At American Heating Company, our standard thermal fluid heater design features innovative serpentine heating coil technology. Compared to traditional helical coils, our serpentine coils offer a number of benefits. One of those benefits is a lower film temperature.
With traditional helical coil heaters, film temperature can be 100 degrees higher than the operating temperature of the heater. With our serpentine coil thermal fluid heater, film temperatures are generally only 50 degrees higher than the operating temperature. This is because our heaters are designed with space between the piping.
With American Heating Company thermal fluid heaters, you can use less expensive heat transfer fluid without the fluid burning up inside of the heater. This can save your company thousands of dollars in operating costs each year! Purchasing heat transfer fluid is much easier as well since you can purchase the fluid recommended by the literature without having to worry about the fluid burning up.
Learn more about the difference between serpentine and helical coil thermal fluid heaters.
Stop Burning Up Your Heat Transfer Fluid!
If heat transfer fluid burning up inside of your thermal fluid heater is a consistent issue at your plant or facility, there are solutions to solve the problem!
Here at American Heating Company, we have decades of experience providing heating solutions for organizations in a variety of industries. We can help you identify what’s causing your heating fluid to burn up and offer you assistance when it comes to solving the problem!

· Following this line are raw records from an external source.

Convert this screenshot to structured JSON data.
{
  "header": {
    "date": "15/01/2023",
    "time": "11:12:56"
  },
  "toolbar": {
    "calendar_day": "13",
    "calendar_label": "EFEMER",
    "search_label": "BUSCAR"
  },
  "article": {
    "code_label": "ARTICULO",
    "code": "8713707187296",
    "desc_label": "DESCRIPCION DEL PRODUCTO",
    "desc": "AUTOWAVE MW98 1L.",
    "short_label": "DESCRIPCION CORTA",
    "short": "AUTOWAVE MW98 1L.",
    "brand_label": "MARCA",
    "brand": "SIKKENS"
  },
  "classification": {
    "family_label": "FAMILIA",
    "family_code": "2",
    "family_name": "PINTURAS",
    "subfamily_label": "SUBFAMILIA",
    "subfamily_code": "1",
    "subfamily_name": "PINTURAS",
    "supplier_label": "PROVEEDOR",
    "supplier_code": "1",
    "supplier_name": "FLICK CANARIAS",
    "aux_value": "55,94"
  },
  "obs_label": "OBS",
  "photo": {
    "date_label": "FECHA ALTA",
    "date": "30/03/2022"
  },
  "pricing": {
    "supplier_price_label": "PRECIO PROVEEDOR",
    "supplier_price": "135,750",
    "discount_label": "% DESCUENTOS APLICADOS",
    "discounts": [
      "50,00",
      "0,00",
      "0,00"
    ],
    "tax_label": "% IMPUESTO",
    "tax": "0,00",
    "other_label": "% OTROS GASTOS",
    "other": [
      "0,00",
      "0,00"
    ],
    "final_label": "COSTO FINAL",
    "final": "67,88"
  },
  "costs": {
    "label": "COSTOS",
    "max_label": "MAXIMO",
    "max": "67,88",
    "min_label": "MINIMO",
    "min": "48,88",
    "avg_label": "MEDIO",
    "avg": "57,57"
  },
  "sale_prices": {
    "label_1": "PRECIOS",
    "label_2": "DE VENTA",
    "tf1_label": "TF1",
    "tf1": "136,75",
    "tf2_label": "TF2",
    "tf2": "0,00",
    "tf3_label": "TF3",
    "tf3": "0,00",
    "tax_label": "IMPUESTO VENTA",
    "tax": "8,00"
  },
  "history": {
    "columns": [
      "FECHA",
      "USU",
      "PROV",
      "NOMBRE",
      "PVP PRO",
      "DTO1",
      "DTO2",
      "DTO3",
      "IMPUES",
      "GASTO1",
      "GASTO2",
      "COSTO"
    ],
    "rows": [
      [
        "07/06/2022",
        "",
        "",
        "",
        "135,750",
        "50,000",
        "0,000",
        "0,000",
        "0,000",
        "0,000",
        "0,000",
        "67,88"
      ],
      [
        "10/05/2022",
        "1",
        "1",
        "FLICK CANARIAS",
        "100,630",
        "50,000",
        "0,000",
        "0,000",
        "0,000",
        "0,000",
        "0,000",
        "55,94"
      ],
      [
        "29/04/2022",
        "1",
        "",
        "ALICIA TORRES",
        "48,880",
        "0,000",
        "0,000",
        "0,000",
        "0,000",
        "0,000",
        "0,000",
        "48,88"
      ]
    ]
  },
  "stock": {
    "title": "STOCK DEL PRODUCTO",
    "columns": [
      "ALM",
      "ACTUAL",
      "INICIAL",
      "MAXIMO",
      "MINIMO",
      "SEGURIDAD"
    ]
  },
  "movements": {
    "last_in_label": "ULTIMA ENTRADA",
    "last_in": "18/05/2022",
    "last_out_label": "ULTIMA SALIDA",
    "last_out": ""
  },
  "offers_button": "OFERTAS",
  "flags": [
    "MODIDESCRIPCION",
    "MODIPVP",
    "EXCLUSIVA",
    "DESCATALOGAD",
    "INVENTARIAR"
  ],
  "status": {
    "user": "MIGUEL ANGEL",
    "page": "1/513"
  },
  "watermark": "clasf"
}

Don’t settle for inefficient process heating and an industrial heating system that doesn’t offer peak performance. Give us a call today at (715) 748-5888 or contact us online to find out how our industrial heating equipment can help you get your facility running smoothly and efficiently.
Interested in learning more about why you should trust us when it comes to all things thermal fluid heater related? Read more about why so many plant and facility managers have chosen to work with us!
Looking to extend the life of your industrial hot oil heater? Learn strategies you should be incorporating into your typical maintenance protocol if your industrial heating system includes a thermal fluid heater.
Editor’s Note: This content was originally published in 2016 but has been updated as of June 2019.